* Exercise aim:
Please report every line in the material below where the word "price" is found.

··· Information given ···

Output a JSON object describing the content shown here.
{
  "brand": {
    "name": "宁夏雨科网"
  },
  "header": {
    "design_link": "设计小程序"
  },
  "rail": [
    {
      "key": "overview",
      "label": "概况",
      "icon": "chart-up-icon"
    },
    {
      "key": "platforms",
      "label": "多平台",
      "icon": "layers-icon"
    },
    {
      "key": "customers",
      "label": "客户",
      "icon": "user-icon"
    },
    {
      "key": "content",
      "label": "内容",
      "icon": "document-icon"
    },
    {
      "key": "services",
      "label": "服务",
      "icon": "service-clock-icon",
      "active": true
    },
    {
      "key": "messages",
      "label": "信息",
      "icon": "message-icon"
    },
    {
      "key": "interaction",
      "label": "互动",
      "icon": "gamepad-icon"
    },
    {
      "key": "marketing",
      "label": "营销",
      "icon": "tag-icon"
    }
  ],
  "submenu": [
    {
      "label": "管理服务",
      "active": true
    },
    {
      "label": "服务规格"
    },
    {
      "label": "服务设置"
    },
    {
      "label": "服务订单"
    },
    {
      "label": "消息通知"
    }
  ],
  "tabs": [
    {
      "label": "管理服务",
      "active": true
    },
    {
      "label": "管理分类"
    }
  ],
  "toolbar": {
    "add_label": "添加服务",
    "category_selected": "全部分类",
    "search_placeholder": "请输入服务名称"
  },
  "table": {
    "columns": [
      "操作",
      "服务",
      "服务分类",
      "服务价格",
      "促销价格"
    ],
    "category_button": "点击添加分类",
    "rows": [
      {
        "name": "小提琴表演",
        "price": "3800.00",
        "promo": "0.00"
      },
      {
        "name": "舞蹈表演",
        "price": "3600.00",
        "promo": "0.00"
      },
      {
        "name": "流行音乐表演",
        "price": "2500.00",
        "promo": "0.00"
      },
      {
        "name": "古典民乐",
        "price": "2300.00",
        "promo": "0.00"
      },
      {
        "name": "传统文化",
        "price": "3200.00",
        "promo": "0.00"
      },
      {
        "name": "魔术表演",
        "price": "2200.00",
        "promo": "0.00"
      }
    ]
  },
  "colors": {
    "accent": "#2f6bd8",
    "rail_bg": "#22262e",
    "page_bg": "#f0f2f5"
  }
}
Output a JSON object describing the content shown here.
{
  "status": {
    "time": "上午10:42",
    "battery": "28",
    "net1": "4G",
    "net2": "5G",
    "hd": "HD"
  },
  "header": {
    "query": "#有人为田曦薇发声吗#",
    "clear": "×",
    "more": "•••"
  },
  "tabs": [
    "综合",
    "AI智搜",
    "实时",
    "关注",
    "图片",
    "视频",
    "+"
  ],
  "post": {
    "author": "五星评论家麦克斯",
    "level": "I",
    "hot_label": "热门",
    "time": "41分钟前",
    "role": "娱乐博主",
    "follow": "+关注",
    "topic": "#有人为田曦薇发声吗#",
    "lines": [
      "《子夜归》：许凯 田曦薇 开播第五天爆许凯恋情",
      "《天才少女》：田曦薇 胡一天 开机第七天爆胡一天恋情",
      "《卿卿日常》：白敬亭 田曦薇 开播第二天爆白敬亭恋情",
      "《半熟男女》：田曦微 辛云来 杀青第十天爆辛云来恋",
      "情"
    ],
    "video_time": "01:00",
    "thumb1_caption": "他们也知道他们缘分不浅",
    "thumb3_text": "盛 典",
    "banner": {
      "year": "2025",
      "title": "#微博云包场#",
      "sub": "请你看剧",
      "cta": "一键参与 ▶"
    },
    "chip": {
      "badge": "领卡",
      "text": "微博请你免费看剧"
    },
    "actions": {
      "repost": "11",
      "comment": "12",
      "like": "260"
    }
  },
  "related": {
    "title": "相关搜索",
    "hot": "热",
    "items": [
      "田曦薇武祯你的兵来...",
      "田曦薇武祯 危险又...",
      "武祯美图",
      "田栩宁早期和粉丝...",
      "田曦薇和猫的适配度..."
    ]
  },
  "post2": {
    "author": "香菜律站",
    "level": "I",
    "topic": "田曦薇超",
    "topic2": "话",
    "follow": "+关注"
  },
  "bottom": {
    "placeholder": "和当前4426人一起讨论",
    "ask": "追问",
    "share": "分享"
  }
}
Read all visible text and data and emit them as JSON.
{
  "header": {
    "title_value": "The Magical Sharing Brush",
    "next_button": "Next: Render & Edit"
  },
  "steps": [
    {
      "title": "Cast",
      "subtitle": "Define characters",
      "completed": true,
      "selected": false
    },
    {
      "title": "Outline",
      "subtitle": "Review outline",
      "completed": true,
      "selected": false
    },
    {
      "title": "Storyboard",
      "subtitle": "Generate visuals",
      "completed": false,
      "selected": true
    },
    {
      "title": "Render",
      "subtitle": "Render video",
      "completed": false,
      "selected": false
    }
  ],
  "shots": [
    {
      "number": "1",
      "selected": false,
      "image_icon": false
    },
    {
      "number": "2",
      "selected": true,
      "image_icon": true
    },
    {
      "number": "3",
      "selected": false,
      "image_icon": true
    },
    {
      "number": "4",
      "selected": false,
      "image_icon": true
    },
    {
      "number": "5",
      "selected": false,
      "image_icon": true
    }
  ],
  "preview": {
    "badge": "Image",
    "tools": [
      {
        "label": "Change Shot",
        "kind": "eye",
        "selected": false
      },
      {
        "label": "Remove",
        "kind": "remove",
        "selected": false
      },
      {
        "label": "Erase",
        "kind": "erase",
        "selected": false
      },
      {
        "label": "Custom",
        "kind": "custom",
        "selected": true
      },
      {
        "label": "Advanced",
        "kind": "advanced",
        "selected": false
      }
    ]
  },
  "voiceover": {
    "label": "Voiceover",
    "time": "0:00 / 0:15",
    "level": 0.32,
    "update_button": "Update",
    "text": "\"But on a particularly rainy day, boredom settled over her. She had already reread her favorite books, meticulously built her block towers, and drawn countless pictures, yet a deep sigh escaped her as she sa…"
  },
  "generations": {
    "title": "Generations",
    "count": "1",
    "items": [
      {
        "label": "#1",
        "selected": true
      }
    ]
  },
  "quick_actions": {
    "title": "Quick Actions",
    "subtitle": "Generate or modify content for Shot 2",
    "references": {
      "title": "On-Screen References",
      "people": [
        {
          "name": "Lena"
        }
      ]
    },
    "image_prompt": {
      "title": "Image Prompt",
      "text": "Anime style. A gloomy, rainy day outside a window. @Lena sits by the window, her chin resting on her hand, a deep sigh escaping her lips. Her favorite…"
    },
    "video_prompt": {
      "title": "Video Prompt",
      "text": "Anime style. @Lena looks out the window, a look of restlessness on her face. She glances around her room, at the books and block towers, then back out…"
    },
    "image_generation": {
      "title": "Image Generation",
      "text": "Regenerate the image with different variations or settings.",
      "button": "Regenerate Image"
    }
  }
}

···

* Result of the task:
        "price": "3800.00",
        "price": "3600.00",
        "price": "2500.00",
        "price": "2300.00",
        "price": "3200.00",
        "price": "2200.00",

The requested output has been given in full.